THE PROBLEM. Report, as a bare number, how many lines of the entries below contain "Sorgulama".

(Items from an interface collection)

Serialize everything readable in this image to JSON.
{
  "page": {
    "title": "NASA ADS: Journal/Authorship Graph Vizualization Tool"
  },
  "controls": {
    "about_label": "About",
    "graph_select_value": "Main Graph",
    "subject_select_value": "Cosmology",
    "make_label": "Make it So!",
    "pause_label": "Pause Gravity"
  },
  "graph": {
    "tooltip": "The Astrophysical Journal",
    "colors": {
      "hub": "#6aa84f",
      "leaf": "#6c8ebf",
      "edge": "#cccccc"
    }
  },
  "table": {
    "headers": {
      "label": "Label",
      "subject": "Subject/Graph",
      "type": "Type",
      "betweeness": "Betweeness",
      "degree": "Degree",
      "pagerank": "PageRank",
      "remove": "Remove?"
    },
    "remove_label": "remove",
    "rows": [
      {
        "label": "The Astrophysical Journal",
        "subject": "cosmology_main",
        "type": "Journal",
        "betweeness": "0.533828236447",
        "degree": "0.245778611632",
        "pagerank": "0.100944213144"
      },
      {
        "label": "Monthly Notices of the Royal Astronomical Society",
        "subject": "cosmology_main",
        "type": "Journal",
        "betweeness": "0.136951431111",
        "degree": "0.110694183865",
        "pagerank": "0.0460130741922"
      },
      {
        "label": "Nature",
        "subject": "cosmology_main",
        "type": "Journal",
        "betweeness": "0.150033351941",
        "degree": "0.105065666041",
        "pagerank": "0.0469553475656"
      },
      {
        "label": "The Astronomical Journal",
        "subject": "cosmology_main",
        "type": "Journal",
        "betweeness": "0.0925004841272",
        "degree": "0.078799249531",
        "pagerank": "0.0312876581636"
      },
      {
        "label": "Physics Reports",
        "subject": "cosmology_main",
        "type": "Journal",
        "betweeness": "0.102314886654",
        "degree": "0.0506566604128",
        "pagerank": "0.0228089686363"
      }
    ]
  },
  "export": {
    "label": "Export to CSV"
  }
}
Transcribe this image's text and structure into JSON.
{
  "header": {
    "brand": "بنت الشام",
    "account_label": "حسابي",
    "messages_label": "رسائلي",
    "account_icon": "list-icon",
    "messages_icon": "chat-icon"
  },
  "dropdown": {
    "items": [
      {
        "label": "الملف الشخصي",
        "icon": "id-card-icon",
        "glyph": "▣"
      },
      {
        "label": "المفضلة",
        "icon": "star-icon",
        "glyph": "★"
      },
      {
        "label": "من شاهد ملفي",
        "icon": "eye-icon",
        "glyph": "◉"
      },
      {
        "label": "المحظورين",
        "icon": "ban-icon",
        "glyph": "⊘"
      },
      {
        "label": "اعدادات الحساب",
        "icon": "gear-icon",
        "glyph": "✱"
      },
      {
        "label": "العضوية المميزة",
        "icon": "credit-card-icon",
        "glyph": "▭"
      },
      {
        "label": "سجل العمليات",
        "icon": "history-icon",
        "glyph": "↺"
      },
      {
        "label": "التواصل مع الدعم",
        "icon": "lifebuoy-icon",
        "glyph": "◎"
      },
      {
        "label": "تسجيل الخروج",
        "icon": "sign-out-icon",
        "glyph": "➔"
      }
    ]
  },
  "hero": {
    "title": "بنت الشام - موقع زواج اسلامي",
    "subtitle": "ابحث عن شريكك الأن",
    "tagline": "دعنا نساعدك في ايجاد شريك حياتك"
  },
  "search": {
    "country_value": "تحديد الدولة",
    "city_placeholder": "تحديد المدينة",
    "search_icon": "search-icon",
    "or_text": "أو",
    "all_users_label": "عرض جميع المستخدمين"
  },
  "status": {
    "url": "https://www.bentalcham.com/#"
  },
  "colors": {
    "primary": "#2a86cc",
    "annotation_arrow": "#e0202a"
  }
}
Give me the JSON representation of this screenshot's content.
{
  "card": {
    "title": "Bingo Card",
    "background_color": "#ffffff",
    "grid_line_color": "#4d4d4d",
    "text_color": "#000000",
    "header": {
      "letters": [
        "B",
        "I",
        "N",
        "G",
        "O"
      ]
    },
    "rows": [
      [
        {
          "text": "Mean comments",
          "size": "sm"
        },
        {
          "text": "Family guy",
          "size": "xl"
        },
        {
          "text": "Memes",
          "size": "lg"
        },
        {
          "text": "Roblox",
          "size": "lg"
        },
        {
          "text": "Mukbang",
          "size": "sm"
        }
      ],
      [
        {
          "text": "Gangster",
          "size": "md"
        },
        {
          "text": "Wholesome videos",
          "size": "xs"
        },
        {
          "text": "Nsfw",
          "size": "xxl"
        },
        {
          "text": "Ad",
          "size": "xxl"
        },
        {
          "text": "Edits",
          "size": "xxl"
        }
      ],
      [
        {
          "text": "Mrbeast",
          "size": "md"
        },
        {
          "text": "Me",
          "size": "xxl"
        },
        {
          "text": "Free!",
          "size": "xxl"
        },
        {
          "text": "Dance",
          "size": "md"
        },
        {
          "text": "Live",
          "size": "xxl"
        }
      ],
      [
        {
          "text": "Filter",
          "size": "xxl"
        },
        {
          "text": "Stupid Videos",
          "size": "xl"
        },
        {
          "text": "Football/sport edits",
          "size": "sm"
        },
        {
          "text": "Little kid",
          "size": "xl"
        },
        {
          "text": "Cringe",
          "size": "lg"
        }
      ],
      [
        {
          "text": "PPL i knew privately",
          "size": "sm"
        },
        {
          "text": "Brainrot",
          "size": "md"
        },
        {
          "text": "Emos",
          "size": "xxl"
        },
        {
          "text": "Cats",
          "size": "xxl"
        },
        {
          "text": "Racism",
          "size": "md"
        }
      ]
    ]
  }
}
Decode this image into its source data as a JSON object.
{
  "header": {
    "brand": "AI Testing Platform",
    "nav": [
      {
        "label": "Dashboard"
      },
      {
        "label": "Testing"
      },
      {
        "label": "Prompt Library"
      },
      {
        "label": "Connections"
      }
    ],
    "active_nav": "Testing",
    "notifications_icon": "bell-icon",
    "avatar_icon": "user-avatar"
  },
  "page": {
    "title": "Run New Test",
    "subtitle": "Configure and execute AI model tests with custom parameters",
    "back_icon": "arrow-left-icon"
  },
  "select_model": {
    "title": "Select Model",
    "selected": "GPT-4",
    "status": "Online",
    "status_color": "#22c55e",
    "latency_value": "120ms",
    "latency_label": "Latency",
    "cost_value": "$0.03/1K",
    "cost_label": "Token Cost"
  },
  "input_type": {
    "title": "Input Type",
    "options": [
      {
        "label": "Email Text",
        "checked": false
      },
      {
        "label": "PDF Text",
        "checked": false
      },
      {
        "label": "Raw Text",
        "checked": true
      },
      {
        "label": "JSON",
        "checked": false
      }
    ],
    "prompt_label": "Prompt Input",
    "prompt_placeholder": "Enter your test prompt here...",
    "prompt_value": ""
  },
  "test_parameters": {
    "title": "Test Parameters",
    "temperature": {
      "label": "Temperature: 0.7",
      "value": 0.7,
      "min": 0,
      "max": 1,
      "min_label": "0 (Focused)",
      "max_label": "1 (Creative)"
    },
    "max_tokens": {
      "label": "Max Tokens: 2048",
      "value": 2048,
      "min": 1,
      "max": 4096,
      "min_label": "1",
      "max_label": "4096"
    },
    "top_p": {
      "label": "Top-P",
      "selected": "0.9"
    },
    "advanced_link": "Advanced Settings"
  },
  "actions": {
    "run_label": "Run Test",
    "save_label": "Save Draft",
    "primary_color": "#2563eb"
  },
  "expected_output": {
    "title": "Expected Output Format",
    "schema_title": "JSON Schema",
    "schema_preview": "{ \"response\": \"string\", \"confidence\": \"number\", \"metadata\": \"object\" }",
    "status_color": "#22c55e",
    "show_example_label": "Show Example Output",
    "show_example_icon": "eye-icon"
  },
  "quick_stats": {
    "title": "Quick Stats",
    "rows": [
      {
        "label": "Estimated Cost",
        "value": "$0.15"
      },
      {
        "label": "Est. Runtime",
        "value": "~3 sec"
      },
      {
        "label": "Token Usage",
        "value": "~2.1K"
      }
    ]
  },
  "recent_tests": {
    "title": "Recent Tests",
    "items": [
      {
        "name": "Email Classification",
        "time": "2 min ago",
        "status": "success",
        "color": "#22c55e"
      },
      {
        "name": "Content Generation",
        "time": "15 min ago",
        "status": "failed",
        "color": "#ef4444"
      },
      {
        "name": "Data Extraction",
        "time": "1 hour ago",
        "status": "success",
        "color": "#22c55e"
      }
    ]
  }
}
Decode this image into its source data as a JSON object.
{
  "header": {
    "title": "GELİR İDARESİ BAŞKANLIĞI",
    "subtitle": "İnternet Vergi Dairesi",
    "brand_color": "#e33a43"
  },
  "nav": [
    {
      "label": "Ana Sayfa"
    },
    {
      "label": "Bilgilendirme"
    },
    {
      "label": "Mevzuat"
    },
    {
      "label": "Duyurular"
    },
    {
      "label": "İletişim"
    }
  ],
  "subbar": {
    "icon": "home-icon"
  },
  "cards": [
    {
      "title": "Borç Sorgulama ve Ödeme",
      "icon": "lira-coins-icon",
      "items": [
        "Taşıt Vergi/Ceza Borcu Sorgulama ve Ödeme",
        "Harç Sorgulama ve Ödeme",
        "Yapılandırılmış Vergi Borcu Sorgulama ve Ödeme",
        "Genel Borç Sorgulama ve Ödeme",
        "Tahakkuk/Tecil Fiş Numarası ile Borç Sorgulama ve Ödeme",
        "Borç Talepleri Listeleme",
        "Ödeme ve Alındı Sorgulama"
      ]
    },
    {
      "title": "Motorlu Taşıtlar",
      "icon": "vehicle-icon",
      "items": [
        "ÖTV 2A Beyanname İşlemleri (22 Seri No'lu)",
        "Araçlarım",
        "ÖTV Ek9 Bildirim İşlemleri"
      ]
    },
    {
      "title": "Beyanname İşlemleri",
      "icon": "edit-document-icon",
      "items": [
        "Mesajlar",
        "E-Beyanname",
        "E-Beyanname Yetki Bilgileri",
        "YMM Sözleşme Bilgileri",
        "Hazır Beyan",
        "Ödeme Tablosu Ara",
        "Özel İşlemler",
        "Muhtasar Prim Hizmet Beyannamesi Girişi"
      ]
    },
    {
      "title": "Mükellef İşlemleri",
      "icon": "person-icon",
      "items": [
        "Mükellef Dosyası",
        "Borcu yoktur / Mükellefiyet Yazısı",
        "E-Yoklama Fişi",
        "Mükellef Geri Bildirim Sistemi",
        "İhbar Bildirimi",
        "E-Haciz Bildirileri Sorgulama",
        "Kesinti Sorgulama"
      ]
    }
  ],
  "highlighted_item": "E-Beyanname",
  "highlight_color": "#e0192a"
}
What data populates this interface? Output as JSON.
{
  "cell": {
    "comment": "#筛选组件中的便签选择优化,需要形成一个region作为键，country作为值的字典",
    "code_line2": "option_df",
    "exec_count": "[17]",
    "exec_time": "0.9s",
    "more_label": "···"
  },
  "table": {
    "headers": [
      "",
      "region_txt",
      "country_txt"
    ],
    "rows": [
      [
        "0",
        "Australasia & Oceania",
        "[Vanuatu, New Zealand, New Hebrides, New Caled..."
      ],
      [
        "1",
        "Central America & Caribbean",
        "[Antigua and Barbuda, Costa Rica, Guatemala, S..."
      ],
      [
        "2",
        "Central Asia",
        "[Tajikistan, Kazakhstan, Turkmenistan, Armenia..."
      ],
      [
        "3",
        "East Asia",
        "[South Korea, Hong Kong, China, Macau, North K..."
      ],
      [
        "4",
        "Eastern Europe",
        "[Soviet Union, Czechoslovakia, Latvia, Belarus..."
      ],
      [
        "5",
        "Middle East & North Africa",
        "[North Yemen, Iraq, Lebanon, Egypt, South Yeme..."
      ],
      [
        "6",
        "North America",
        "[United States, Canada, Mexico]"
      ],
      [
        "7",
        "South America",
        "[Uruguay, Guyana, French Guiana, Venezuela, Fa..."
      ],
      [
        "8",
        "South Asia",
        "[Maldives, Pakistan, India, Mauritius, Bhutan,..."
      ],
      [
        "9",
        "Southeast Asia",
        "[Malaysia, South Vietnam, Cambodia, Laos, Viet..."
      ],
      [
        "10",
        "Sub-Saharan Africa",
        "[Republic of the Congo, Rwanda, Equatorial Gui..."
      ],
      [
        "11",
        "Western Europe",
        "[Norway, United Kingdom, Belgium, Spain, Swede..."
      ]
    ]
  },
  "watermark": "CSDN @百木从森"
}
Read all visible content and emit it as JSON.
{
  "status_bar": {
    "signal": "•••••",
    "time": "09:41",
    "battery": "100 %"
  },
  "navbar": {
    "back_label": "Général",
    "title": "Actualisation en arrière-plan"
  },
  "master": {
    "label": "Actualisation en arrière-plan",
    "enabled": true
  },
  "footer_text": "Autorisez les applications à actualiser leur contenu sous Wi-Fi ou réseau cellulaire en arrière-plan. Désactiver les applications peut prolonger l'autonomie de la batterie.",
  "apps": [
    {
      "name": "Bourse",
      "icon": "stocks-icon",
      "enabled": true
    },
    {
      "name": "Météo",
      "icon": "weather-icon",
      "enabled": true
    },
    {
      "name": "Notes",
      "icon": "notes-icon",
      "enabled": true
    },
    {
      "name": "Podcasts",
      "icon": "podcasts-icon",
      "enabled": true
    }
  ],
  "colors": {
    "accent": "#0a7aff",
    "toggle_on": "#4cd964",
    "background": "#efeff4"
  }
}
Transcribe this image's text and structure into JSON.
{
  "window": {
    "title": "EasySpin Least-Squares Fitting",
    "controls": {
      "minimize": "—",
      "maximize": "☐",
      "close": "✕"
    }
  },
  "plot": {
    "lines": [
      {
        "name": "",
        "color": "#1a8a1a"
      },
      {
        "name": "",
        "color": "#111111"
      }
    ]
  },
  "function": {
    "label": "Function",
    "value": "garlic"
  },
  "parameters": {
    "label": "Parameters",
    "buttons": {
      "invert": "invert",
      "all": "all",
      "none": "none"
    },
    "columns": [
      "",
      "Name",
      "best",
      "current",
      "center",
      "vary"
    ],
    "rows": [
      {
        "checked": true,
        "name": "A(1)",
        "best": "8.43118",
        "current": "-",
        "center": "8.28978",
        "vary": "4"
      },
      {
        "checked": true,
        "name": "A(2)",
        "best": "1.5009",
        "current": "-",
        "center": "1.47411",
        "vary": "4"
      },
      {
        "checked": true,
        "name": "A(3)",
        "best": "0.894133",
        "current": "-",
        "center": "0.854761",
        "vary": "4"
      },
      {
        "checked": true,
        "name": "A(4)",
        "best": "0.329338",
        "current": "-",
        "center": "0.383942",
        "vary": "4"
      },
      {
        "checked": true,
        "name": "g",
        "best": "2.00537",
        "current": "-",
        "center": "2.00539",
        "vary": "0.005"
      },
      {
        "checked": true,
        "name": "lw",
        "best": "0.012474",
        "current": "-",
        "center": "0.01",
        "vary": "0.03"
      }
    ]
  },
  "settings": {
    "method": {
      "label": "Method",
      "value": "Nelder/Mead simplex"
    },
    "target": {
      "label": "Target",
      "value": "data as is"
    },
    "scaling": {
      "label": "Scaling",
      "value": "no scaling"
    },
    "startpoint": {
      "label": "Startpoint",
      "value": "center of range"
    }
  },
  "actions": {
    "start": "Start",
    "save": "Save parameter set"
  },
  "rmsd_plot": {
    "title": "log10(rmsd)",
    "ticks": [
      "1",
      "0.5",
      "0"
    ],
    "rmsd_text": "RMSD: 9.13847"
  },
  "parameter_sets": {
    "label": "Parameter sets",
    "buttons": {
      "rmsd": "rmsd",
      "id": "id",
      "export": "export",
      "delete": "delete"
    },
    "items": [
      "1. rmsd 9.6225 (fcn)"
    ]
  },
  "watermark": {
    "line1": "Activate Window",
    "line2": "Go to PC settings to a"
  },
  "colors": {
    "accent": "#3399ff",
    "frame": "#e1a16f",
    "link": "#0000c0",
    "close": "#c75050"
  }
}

SOLUTION TO THE PROBLEM. 9